Raspberry Pi 0/1 devices. These devices have 512MB RAM and the GBM/V4L2 video pipeline requires 1GB to deliver a good 1080p Kodi experience so we have discontinued support. Further optimisations to drivers may evolve the situation over time, but active install numbers for Pi 0/1 hardware are small and we do not currently anticipate official releases resuming in the future. Users should continue using LE 9.2.6 with the legacy OMX decoder (even the newer MMAL decoder runs sub-optimally on these devices).

Amlogic. Overall platform support is solid running on Linux 5.11 and switching to open-source Lima and Panfrost GPU drivers allows us to support the full range of Amlogic S905, S905X/D/W, S805X, S912, S905X2/D2, S905X3/D3 and S922X/A311D chips in a single “AMLGX” image. Development “nightly” images restarted recently but media capabilities (audio and hardware decoding) are not where we need them to be for formal releases to resume. Work on S805, S802 and S812 support also continues with early audio support being added, but there is still a long way to go before we think about an “AMLMX” image.

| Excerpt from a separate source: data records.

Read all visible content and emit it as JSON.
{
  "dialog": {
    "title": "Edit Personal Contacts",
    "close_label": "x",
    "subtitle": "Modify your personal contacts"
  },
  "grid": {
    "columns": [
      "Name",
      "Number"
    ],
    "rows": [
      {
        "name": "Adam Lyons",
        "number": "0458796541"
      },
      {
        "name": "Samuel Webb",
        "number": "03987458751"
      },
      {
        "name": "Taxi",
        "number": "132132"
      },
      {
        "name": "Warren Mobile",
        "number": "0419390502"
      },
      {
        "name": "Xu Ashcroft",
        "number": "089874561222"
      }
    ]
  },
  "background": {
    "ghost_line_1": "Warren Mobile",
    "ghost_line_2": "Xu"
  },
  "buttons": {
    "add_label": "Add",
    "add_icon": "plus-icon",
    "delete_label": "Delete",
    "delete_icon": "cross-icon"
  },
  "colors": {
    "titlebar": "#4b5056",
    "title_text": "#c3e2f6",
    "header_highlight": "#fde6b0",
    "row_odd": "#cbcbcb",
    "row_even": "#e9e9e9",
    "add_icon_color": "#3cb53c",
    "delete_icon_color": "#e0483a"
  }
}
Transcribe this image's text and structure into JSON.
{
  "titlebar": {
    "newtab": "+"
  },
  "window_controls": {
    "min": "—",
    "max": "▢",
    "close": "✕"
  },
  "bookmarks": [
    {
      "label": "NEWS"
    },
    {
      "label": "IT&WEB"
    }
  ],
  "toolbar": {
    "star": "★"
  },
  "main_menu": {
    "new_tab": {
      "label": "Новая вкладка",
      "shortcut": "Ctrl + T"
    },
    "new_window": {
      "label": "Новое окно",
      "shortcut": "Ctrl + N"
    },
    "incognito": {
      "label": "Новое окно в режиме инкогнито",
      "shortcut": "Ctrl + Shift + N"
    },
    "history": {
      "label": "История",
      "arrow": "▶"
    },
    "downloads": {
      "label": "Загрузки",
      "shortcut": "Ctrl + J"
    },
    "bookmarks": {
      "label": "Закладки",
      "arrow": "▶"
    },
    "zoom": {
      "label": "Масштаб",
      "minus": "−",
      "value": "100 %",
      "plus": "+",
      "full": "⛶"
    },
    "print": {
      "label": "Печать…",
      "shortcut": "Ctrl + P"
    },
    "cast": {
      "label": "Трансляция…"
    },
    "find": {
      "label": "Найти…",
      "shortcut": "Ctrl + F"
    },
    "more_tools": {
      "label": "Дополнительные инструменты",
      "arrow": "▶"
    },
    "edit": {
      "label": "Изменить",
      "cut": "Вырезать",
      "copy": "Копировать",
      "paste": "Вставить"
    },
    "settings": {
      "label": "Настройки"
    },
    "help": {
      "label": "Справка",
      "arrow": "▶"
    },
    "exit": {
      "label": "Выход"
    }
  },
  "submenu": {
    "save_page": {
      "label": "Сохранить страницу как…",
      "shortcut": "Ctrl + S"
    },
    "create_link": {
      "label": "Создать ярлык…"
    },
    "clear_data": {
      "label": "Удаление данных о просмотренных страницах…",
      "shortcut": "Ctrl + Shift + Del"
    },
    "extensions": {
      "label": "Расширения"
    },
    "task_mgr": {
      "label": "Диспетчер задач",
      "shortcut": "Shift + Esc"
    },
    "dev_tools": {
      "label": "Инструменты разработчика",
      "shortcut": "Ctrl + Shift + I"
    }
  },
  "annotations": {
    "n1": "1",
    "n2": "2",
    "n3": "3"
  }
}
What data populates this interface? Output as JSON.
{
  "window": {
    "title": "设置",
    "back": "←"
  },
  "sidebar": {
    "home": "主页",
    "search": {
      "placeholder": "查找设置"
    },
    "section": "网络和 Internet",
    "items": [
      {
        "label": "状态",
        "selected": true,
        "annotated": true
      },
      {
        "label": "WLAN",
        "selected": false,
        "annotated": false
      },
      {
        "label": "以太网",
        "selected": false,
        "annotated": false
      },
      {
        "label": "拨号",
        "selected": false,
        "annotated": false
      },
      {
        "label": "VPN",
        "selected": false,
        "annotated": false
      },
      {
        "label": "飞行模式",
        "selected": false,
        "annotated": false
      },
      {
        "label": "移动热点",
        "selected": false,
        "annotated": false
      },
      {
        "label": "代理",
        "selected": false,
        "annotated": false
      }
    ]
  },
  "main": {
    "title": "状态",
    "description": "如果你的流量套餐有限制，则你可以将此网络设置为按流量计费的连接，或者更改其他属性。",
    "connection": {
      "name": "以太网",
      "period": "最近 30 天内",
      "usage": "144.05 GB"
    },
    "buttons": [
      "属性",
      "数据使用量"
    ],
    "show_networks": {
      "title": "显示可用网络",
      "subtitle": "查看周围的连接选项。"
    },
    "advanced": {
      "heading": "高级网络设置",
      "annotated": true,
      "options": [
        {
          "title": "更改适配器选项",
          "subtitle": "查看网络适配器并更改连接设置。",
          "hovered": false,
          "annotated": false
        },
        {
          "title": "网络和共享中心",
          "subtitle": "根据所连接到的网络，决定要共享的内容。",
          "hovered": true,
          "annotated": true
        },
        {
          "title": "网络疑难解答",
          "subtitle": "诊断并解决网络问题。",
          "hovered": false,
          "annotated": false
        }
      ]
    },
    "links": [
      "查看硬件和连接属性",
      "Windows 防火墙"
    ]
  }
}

NXP (iMX6 .. and iMX8!). Our iMX6 codebase is still missing an active maintainer but recent changes have consolidated and halved the number of images: there is now one each for Cubox, Udoo and Wandboard devices, and several issues with Kodi and newer Linux 5.10 and 5.11 kernels have been resolved. We would like to encourage more users to test and report issues in current nightly images so we can increase confidence and make a formal LE 10.0 release. In the last week we have also merged initial support for iMX8 hardware.


LE 10.0 will be stable release for Generic (x86_64 PCs). Stable-Beta for Allwinner and Rockchip. Stable “Alpha” for Raspberry Pi 4 as the code is still very new and less tested. RPi 2/3 are in development targetting LE10.2. RPi 0/1 are discontinued. All others platforms are still in a development state and not in a state for formal releases.

Enjoy 🙂